"selected" is the word to look for; copy each line of the listing where it occurs.

Given data →
**********
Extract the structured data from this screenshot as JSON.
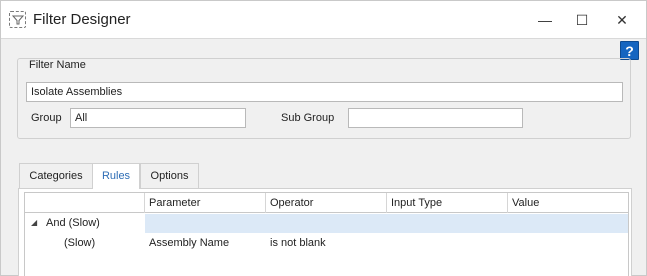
{
  "window": {
    "title": "Filter Designer",
    "controls": {
      "minimize": "—",
      "maximize": "☐",
      "close": "✕"
    }
  },
  "help": {
    "label": "?"
  },
  "filter_name": {
    "legend": "Filter Name",
    "name_value": "Isolate Assemblies",
    "group_label": "Group",
    "group_value": "All",
    "subgroup_label": "Sub Group",
    "subgroup_value": ""
  },
  "tabs": [
    {
      "label": "Categories",
      "selected": false
    },
    {
      "label": "Rules",
      "selected": true
    },
    {
      "label": "Options",
      "selected": false
    }
  ],
  "rules_grid": {
    "columns": [
      "",
      "Parameter",
      "Operator",
      "Input Type",
      "Value"
    ],
    "rows": [
      {
        "tree": "And (Slow)",
        "parameter": "",
        "operator": "",
        "input_type": "",
        "value": "",
        "expanded": true
      },
      {
        "tree": "(Slow)",
        "parameter": "Assembly Name",
        "operator": "is not blank",
        "input_type": "",
        "value": ""
      }
    ]
  },
  "colors": {
    "accent": "#2e6db5",
    "help_button": "#1565c0",
    "selection": "#dce9f7"
  }
}
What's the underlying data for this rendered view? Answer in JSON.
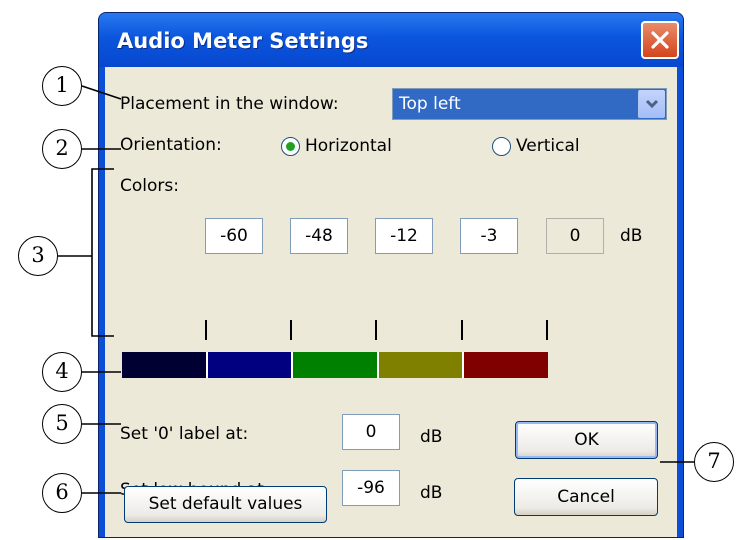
{
  "window": {
    "title": "Audio Meter Settings",
    "close_icon": "close-icon"
  },
  "placement": {
    "label": "Placement in the window:",
    "selected": "Top left",
    "arrow_icon": "chevron-down-icon"
  },
  "orientation": {
    "label": "Orientation:",
    "options": [
      {
        "label": "Horizontal",
        "checked": true
      },
      {
        "label": "Vertical",
        "checked": false
      }
    ]
  },
  "colors": {
    "label": "Colors:",
    "thresholds": [
      "-60",
      "-48",
      "-12",
      "-3",
      "0"
    ],
    "unit": "dB",
    "swatches": [
      "#000033",
      "#000080",
      "#008000",
      "#808000",
      "#800000"
    ]
  },
  "zero_label": {
    "label": "Set '0' label at:",
    "value": "0",
    "unit": "dB"
  },
  "low_bound": {
    "label": "Set low bound at:",
    "value": "-96",
    "unit": "dB"
  },
  "buttons": {
    "defaults": "Set default values",
    "ok": "OK",
    "cancel": "Cancel"
  },
  "callouts": [
    "1",
    "2",
    "3",
    "4",
    "5",
    "6",
    "7"
  ]
}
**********
Answer for this exercise →
      "selected": false
      "selected": true
      "selected": false
    "selected": "Top left",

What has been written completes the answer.